* [Problem to solve]: Please filter the entries for the word "this" and copy every line that has it.

# # # #

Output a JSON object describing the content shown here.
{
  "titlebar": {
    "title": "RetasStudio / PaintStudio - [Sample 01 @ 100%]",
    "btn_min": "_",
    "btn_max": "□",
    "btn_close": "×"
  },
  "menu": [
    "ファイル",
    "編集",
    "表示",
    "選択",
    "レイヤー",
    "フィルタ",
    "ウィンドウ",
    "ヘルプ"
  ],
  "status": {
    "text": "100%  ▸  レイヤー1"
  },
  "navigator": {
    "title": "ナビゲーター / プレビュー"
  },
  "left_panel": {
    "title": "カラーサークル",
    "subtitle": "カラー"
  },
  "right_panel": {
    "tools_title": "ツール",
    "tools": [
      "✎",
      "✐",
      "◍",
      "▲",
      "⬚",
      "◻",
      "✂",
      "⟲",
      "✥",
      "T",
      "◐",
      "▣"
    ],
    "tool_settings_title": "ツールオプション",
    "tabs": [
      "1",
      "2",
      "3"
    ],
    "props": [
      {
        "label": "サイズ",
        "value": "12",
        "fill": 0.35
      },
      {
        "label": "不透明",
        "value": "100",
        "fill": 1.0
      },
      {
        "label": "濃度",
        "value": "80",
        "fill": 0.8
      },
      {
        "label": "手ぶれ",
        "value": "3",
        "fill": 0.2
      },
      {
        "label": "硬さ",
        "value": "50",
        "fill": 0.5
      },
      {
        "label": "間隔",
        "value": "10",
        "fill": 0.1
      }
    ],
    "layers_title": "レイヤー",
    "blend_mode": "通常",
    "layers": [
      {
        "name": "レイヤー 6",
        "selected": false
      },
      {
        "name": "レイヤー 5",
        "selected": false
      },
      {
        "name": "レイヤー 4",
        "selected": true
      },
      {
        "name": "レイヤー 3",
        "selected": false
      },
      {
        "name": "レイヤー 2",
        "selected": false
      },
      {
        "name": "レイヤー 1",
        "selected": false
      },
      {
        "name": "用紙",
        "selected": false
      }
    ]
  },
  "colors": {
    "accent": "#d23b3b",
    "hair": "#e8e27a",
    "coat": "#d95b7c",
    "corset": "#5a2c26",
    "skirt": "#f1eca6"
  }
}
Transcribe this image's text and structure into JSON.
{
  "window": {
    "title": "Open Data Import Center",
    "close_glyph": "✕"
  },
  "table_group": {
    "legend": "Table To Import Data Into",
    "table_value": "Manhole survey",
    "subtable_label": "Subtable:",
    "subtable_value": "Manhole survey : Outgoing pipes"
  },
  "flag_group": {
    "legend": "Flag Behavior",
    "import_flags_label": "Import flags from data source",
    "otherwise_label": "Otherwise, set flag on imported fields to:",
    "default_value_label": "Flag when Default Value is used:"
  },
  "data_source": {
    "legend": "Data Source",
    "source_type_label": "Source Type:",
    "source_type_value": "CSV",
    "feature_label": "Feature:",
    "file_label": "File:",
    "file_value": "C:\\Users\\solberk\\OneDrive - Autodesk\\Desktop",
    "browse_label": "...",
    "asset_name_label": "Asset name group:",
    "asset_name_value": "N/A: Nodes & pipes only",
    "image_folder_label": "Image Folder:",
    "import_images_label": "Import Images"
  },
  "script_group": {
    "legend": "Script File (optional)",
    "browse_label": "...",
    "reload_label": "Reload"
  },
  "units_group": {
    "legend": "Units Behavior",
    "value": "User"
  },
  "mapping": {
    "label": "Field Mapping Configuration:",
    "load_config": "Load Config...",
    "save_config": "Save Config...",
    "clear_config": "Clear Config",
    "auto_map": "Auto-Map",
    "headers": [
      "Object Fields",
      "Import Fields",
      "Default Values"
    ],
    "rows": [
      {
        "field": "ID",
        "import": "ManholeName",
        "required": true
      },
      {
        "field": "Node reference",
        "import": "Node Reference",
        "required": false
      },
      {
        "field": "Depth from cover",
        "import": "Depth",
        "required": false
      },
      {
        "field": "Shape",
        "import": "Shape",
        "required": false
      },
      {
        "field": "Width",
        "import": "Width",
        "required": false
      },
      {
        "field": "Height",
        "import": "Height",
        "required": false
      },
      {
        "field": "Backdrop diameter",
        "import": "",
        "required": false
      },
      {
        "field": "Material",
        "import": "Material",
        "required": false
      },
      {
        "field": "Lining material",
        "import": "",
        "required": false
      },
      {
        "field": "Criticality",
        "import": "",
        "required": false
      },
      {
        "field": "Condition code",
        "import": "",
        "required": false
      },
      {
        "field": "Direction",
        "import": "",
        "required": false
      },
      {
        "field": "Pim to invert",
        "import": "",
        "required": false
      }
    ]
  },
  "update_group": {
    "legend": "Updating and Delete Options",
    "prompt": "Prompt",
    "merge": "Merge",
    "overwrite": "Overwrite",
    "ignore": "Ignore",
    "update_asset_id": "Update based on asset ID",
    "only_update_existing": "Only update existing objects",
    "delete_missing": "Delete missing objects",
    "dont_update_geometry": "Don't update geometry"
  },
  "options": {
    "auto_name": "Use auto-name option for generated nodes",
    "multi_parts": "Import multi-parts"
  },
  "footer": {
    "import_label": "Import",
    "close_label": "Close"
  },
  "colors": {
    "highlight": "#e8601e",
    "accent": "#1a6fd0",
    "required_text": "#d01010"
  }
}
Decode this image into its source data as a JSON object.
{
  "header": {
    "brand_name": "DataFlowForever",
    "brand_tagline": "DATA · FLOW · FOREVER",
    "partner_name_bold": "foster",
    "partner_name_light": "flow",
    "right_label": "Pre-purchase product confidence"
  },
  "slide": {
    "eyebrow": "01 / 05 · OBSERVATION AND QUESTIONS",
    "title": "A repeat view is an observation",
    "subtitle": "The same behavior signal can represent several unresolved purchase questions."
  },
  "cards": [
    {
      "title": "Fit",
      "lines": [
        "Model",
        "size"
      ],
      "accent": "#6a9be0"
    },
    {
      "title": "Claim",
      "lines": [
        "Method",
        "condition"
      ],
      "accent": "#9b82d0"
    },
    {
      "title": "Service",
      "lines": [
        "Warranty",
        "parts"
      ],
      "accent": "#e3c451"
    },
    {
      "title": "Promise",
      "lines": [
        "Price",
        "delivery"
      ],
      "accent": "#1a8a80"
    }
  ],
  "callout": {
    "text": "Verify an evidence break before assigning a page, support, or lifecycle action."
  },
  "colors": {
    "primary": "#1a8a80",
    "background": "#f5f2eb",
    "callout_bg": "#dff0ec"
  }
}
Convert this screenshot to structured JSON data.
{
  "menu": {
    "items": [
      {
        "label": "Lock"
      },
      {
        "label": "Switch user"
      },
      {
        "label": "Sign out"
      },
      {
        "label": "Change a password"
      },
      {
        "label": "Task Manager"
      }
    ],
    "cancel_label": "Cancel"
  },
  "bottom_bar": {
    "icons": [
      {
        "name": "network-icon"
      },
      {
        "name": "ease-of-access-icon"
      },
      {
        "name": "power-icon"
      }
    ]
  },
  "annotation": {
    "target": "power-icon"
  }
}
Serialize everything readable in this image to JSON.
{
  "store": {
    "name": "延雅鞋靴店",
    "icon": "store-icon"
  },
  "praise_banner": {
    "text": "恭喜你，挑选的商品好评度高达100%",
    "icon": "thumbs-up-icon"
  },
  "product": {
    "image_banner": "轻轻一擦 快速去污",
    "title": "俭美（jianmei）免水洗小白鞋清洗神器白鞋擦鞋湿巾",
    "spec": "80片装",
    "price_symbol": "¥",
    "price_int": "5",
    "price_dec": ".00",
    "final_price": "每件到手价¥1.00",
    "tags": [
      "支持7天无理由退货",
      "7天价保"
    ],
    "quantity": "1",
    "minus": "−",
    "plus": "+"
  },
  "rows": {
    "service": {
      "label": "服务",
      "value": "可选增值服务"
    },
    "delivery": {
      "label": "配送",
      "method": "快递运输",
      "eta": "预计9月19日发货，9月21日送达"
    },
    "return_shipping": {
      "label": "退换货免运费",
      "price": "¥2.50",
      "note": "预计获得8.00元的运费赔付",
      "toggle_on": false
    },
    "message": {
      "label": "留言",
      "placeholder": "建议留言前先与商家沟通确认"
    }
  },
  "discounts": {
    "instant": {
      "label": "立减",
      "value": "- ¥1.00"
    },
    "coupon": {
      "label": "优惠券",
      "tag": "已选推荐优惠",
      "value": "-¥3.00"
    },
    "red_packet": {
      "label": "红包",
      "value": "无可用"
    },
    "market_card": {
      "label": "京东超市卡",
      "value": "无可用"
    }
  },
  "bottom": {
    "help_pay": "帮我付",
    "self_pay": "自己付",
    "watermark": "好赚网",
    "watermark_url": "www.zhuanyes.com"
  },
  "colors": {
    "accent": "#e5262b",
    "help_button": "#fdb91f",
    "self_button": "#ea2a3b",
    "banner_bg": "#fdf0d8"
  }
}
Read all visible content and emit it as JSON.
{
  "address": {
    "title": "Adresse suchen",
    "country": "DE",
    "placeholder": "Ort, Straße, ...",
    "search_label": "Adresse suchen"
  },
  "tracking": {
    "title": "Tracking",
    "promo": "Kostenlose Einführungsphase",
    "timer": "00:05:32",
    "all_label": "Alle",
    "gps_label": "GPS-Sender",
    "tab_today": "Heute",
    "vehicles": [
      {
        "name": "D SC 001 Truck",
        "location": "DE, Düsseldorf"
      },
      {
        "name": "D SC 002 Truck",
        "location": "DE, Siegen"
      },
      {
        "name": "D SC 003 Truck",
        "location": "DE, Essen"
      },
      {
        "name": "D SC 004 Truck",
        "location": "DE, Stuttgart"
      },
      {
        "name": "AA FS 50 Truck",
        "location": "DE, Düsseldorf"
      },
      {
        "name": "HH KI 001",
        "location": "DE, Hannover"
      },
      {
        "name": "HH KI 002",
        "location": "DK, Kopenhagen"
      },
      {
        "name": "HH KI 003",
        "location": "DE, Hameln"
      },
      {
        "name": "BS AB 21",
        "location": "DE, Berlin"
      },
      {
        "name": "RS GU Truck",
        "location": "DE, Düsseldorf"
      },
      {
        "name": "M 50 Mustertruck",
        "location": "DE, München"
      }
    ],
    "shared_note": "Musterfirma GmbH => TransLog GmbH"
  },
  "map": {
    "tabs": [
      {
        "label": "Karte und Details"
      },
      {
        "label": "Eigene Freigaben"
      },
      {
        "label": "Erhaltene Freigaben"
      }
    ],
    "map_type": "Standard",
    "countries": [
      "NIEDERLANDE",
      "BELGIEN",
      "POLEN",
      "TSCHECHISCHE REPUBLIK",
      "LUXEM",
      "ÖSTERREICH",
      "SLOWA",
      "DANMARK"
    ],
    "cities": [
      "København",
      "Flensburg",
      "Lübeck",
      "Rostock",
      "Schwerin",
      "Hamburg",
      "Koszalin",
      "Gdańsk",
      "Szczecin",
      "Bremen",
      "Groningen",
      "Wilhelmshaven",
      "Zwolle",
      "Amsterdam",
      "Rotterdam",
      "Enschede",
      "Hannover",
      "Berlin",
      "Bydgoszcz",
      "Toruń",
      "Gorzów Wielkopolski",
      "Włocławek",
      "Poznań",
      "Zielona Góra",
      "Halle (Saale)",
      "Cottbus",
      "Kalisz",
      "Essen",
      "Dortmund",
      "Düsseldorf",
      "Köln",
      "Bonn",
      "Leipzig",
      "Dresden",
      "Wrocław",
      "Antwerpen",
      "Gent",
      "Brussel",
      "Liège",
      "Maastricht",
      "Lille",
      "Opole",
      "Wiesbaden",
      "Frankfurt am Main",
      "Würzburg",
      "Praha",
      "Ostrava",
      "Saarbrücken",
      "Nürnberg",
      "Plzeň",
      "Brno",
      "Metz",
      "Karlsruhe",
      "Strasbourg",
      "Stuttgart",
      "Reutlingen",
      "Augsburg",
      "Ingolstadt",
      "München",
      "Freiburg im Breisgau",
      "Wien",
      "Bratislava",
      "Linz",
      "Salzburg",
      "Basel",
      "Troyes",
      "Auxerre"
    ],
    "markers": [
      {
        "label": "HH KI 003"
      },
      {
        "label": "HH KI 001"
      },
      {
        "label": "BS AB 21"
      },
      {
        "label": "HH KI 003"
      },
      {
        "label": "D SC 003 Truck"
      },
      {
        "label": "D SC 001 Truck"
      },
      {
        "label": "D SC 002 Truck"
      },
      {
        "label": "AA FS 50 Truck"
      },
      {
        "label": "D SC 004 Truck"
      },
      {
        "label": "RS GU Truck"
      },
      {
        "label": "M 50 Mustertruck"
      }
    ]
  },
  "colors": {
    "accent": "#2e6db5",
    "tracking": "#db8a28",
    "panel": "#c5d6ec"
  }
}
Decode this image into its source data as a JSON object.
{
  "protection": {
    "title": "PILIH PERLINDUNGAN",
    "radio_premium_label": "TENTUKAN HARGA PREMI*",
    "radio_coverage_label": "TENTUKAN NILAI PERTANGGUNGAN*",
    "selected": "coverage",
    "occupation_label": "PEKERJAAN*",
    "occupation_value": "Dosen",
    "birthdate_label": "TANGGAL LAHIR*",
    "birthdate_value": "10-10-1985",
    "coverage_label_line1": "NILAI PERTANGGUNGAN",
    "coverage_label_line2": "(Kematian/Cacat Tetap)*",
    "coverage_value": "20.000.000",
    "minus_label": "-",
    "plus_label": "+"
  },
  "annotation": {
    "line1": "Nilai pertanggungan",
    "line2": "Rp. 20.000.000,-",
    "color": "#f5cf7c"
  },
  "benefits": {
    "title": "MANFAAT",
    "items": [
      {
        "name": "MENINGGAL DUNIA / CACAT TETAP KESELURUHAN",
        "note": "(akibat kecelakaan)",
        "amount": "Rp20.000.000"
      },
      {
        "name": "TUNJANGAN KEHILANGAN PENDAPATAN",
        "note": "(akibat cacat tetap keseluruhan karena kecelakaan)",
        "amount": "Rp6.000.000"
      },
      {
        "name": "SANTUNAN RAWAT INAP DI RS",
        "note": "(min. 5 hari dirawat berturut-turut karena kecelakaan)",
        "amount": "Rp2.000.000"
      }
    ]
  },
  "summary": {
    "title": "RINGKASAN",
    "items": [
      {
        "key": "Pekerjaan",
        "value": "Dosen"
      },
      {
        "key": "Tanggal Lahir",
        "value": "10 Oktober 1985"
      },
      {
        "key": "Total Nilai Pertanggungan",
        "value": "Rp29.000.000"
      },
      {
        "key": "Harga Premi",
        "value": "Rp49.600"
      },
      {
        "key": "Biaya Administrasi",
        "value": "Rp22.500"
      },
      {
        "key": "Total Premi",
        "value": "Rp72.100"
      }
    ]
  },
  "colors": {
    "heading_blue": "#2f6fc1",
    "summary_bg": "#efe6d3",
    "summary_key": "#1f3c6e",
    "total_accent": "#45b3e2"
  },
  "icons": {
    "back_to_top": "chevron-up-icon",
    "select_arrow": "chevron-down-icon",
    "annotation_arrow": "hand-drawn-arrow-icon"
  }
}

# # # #

* [Task response]:
Transcribe this image's text and structure into JSON.
Decode this image into its source data as a JSON object.
Convert this screenshot to structured JSON data.
Serialize everything readable in this image to JSON.
Decode this image into its source data as a JSON object.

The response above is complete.